Unfortunately, Ryan's program was edged out by a worker at the Volpe Transportation Center's initiative to reduce reuse and recycle. It apparently saved them $98,000 last year. I'm not as impressed as I should be, but I'm probably biased.
There were awards for public servants and community service. Two of the most notable:
The Senator Paul E. Tsongas Award for Exemplary Community Service went to Father Paul O'Brien who runs Cor Unum in Lawrence, MA. It warms my heart to see what his hard work and dedication to service through Christ has done for his community. Thinking back to my days volunteering at Open-M in Akron, OH, I know serving food to hungry people is so much more than filling a stomach. I'm inspired to get involved again, since I shamefully haven't served our brothers and sisters in years. It could just be hormones, but I cried when Father O'Brien spoke about the children who come to Cor Unum by themselves.
Another award, the Outstanding Federal Volunteer award went to Anne Sullivan, a volunteer at the VA Boston Healthcare System. Anne is 86 and has completed 10,000 hours of service over the last 20 years, serving our vetrans when they are most vulnerable. Again, the tears sprung to my eyes. The bureaucracy surrounding the VA system is frustrating to anyone, and to have a kind volunteer to help guide you through the process is such a blessing.

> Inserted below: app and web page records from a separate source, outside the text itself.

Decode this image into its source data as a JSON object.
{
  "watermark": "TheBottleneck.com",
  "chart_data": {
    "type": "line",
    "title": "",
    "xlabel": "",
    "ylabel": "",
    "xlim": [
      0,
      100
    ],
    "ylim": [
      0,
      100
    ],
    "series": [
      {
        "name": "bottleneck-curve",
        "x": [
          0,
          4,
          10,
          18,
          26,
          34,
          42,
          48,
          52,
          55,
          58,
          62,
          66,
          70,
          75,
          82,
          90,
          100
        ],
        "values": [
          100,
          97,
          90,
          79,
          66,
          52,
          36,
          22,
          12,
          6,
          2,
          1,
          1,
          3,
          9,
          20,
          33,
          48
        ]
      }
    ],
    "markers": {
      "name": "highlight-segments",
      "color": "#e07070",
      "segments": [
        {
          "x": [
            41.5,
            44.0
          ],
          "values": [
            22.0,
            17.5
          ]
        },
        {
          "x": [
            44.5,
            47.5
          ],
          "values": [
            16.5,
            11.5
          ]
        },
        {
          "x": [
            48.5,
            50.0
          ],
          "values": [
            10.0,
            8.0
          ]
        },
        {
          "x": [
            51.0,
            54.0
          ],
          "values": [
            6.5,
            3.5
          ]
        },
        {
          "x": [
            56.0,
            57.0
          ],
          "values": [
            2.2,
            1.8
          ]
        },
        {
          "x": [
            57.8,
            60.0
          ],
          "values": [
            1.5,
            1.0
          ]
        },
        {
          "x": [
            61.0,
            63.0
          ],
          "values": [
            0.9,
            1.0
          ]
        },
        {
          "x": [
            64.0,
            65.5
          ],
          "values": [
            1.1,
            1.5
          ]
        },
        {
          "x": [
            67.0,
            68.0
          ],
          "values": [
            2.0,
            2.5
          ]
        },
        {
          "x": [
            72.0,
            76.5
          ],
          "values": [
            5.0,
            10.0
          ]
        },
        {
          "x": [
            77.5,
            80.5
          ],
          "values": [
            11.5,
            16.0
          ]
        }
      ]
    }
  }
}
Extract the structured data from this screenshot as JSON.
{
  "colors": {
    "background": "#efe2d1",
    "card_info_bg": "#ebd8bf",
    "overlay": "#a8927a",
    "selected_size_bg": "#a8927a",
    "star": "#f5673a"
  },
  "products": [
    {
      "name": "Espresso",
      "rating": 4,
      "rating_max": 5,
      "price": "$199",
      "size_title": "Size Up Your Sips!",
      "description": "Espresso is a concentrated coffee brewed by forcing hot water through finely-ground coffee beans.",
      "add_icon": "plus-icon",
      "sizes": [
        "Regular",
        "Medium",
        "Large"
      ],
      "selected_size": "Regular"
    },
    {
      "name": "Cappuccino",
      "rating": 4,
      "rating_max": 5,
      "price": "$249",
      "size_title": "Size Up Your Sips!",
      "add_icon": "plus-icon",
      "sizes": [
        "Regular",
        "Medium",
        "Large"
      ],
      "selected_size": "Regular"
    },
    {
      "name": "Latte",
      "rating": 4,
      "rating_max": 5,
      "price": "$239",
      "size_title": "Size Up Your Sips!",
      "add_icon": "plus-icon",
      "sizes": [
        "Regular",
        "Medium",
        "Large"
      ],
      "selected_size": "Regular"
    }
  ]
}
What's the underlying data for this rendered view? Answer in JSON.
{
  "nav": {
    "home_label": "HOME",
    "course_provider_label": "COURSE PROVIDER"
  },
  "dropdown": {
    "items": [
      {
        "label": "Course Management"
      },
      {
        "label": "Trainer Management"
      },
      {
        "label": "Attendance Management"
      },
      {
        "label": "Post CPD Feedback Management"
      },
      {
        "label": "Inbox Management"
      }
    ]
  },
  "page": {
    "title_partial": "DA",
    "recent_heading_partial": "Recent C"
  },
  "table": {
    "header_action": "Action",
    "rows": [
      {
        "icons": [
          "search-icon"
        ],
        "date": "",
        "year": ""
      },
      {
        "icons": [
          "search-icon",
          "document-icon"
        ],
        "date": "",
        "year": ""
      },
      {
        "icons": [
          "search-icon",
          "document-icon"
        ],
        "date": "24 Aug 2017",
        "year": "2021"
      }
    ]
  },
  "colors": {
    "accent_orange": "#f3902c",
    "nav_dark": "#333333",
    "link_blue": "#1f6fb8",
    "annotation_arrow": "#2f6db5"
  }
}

I can only hope to be that dedicated to serving our community when I'm 86.
In the end, I find it amusing that neither of the most moving awards of the day went to actual federal employees, but that goes back to my belief that anytime you get the government involved in something useful the government only messes it up. Oh, wait, sorry, I promised I would keep this clean and free of political jokes.
Please join me in thanking all of the nominees, finalists and recipients of the 2011 Excellence in Government Awards (especially my awesome husband who should have won!)